Young generations have grown up with technology because it is everywhere. It is no surprise that “the largest share of [their] time is claimed by the ‘media’ – 3256 hours a year, or about nine hours a day” (Hiebert 69). The average kid spends almost five hours watching TV and movies, three hours using the Internet and playing video games, and just 38 minutes of old-fashioned reading according to the Kaiser Family Foundation study. As a result, family bonding time is occupied by technology. Waiting for their parents to come home and enjoying dinners while sharing stories to each other are things of the past. Now, family dinners are quickly served, so everyone can have more private time. Since family members are no longer used to having conversations in person, there is usually an awkward silence when they attempt to talk with each other. Instead of spending time together in a family room after dinner, children bury themselves in their cell phones and computers. At the same time, the demand for modern life keeps the parents busy. Therefore, technology creates barriers among family members while connecting millions of children around the world.

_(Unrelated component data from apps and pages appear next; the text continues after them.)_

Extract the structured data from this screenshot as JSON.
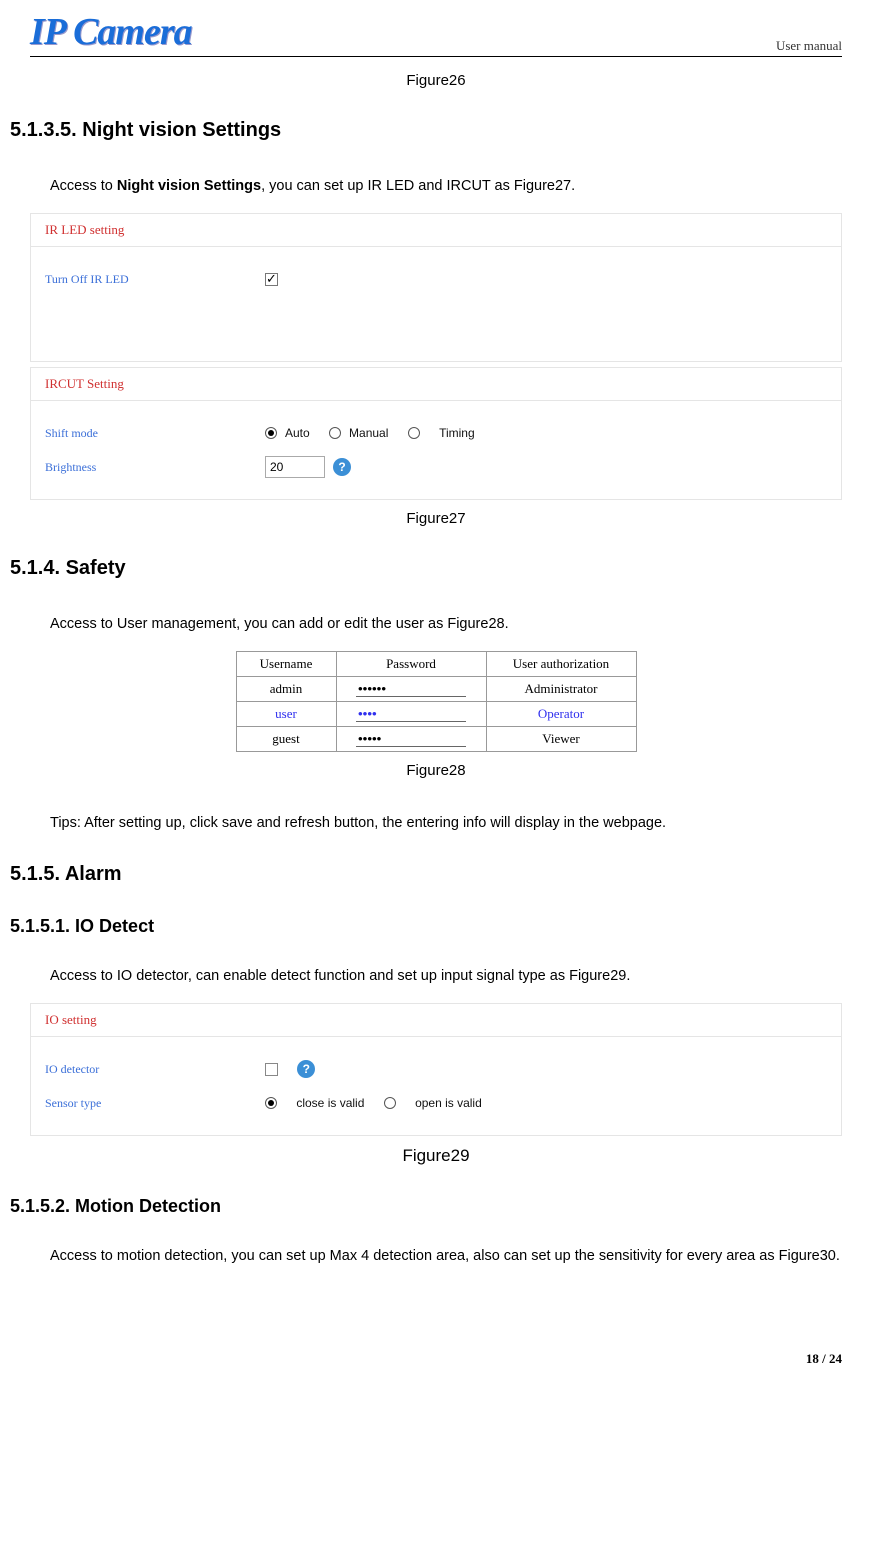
{
  "header": {
    "logo": "IP Camera",
    "label": "User manual"
  },
  "cap26": "Figure26",
  "sec_night": {
    "heading": "5.1.3.5. Night vision Settings",
    "intro_pre": "Access to ",
    "intro_bold": "Night vision Settings",
    "intro_post": ", you can set up IR LED and IRCUT as Figure27."
  },
  "panel_ir": {
    "title": "IR LED setting",
    "turn_off": "Turn Off IR LED"
  },
  "panel_ircut": {
    "title": "IRCUT Setting",
    "shift": "Shift mode",
    "auto": "Auto",
    "manual": "Manual",
    "timing": "Timing",
    "brightness": "Brightness",
    "brightness_val": "20"
  },
  "cap27": "Figure27",
  "sec_safety": {
    "heading": "5.1.4.  Safety",
    "intro": "Access to User management, you can add or edit the user as Figure28.",
    "tips": "Tips: After setting up, click save and refresh button, the entering info will display in the webpage."
  },
  "user_table": {
    "h1": "Username",
    "h2": "Password",
    "h3": "User authorization",
    "r1c1": "admin",
    "r1c2": "••••••",
    "r1c3": "Administrator",
    "r2c1": "user",
    "r2c2": "••••",
    "r2c3": "Operator",
    "r3c1": "guest",
    "r3c2": "•••••",
    "r3c3": "Viewer"
  },
  "cap28": "Figure28",
  "sec_alarm": {
    "heading": "5.1.5.  Alarm"
  },
  "sec_io": {
    "heading": "5.1.5.1. IO Detect",
    "intro": "Access to IO detector, can enable detect function and set up input signal type as Figure29."
  },
  "panel_io": {
    "title": "IO setting",
    "detector": "IO detector",
    "sensor": "Sensor type",
    "close_valid": "close is valid",
    "open_valid": "open is valid"
  },
  "cap29": "Figure29",
  "sec_motion": {
    "heading": "5.1.5.2. Motion Detection",
    "intro": "Access to motion detection, you can set up Max 4 detection area, also can set up the sensitivity for every area as Figure30."
  },
  "footer": "18 / 24"
}
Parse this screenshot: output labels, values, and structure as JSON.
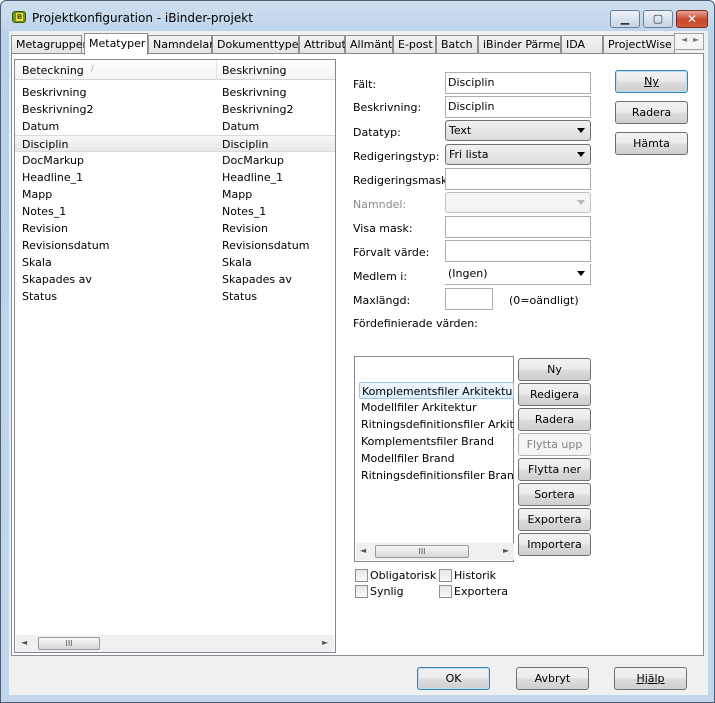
{
  "window": {
    "title": "Projektkonfiguration - iBinder-projekt",
    "minimize_glyph": "▁",
    "maximize_glyph": "▢",
    "close_glyph": "✕"
  },
  "tabs": [
    {
      "label": "Metagrupper",
      "active": false
    },
    {
      "label": "Metatyper",
      "active": true
    },
    {
      "label": "Namndelar",
      "active": false
    },
    {
      "label": "Dokumenttyper",
      "active": false
    },
    {
      "label": "Attribut",
      "active": false
    },
    {
      "label": "Allmänt",
      "active": false
    },
    {
      "label": "E-post",
      "active": false
    },
    {
      "label": "Batch",
      "active": false
    },
    {
      "label": "iBinder Pärmen",
      "active": false
    },
    {
      "label": "IDA",
      "active": false
    },
    {
      "label": "ProjectWise",
      "active": false
    }
  ],
  "list": {
    "columns": [
      "Beteckning",
      "Beskrivning"
    ],
    "sort_indicator": "/",
    "rows": [
      {
        "name": "Beskrivning",
        "desc": "Beskrivning"
      },
      {
        "name": "Beskrivning2",
        "desc": "Beskrivning2"
      },
      {
        "name": "Datum",
        "desc": "Datum"
      },
      {
        "name": "Disciplin",
        "desc": "Disciplin",
        "selected": true
      },
      {
        "name": "DocMarkup",
        "desc": "DocMarkup"
      },
      {
        "name": "Headline_1",
        "desc": "Headline_1"
      },
      {
        "name": "Mapp",
        "desc": "Mapp"
      },
      {
        "name": "Notes_1",
        "desc": "Notes_1"
      },
      {
        "name": "Revision",
        "desc": "Revision"
      },
      {
        "name": "Revisionsdatum",
        "desc": "Revisionsdatum"
      },
      {
        "name": "Skala",
        "desc": "Skala"
      },
      {
        "name": "Skapades av",
        "desc": "Skapades av"
      },
      {
        "name": "Status",
        "desc": "Status"
      }
    ]
  },
  "form": {
    "falt_label": "Fält:",
    "falt_value": "Disciplin",
    "beskrivning_label": "Beskrivning:",
    "beskrivning_value": "Disciplin",
    "datatyp_label": "Datatyp:",
    "datatyp_value": "Text",
    "redigeringstyp_label": "Redigeringstyp:",
    "redigeringstyp_value": "Fri lista",
    "redigeringsmask_label": "Redigeringsmask:",
    "redigeringsmask_value": "",
    "namndel_label": "Namndel:",
    "namndel_value": "",
    "visa_mask_label": "Visa mask:",
    "visa_mask_value": "",
    "forvalt_label": "Förvalt värde:",
    "forvalt_value": "",
    "medlem_label": "Medlem i:",
    "medlem_value": "(Ingen)",
    "maxlangd_label": "Maxlängd:",
    "maxlangd_value": "",
    "maxlangd_hint": "(0=oändligt)",
    "predef_label": "Fördefinierade värden:"
  },
  "side_buttons": {
    "ny": "Ny",
    "radera": "Radera",
    "hamta": "Hämta"
  },
  "predef": {
    "items": [
      {
        "label": "Komplementsfiler Arkitektur",
        "selected": true
      },
      {
        "label": "Modellfiler Arkitektur"
      },
      {
        "label": "Ritningsdefinitionsfiler Arkitektur"
      },
      {
        "label": "Komplementsfiler Brand"
      },
      {
        "label": "Modellfiler Brand"
      },
      {
        "label": "Ritningsdefinitionsfiler Brand"
      }
    ],
    "buttons": {
      "ny": "Ny",
      "redigera": "Redigera",
      "radera": "Radera",
      "flytta_upp": "Flytta upp",
      "flytta_ner": "Flytta ner",
      "sortera": "Sortera",
      "exportera": "Exportera",
      "importera": "Importera"
    }
  },
  "checkboxes": {
    "obligatorisk": {
      "label": "Obligatorisk",
      "checked": false
    },
    "historik": {
      "label": "Historik",
      "checked": false
    },
    "synlig": {
      "label": "Synlig",
      "checked": false
    },
    "exportera": {
      "label": "Exportera",
      "checked": false
    }
  },
  "footer": {
    "ok": "OK",
    "avbryt": "Avbryt",
    "hjalp": "Hjälp"
  },
  "scroll_glyphs": {
    "left": "◄",
    "right": "►",
    "grip": "III"
  }
}
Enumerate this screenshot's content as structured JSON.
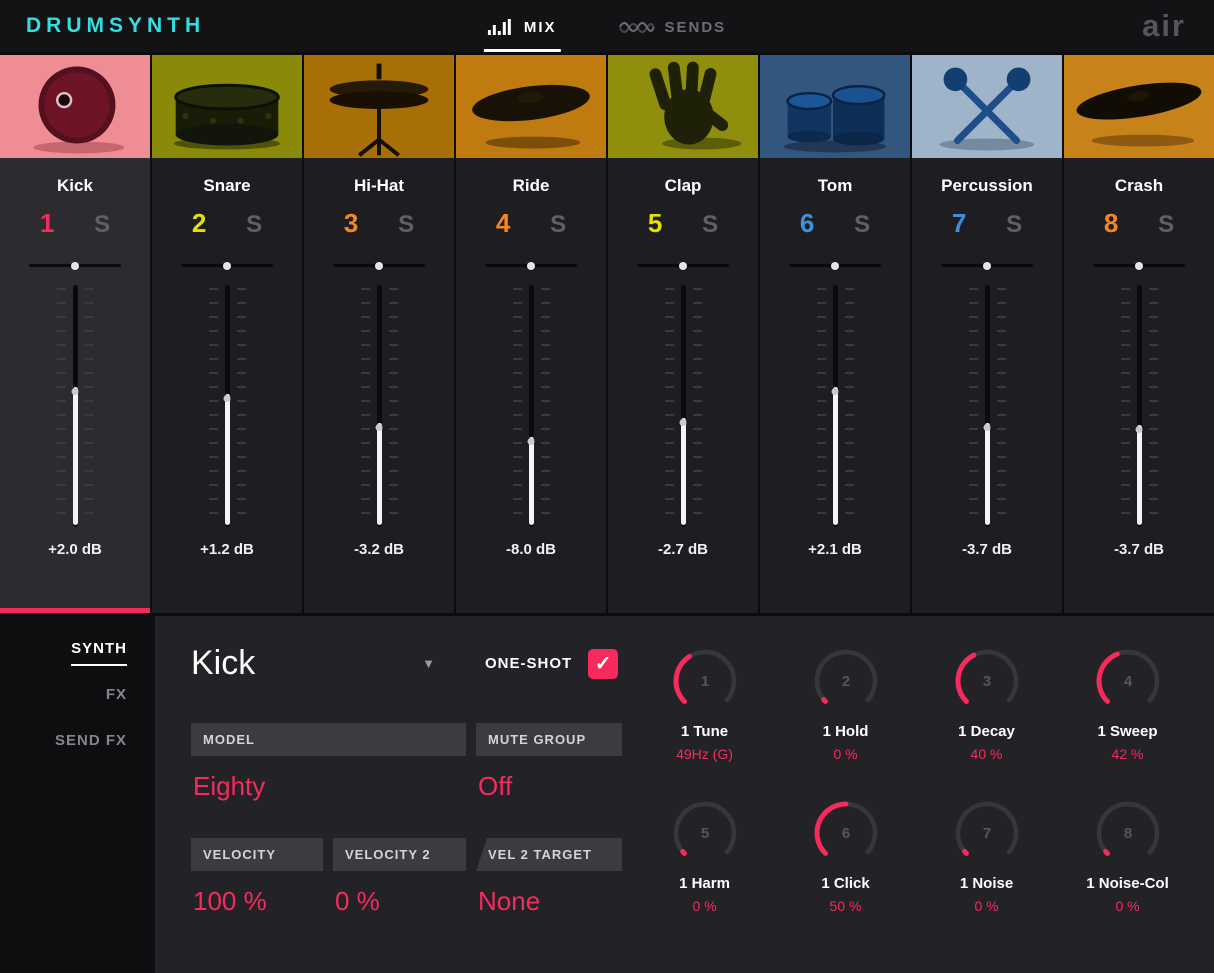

In addition to distancing family members, technology impacts children’s health negatively. Addiction to television, video games, and the Internet contributes to children’s weight problems because they directly influence the intake of food in children. Statistics show that “food and beverages advertisers… spent $10 to $12 billion annually to reach children and youth” to advertise their products that are high in fat and calories (“Childhood Obesity”). Children easily believe what they see on TV and fall for those commercials; consequently, they demand their parents to buy products “as seen on TV.” While watching TV, playing games or surfing the web, children sit for long periods of time and tend to eat junk food while unaware of the amount of food that they are eating; thus, the daily high intake of calories, inability to control food portions, and the lack of physical activity increase children’s risk of suffering obesity.
Technology also contributes to other health problems among children, particularly poor eye vision. Children spend hours staring at bright screens from televisions, computers, and cell phones without noticing the discomfort in their eyes. A result of too much technology can cause children to have eye strain or dry eyes because “When looking at things up close, blink rate decreases and tears evaporate more quickly” (“3 Ways Technology Affects Your Eyes”). These side effects can be the beginning of permanent vision impairment. Thus, many children start developing myopia, the condition of being nearsighted, at a very young age. A 2009 study showed that “myopia among Americans between the ages of 12 and 54 surged from 25 percent in the early 1970s to 42 percent around the turn of the millennium” (“So Many Kids”). Myopia requires children to wear prescription glasses or contact lenses, which can be very inconvenient throughout their life.
Family barriers and health risks are not the only concerns in regards to technology being used by children. Technology also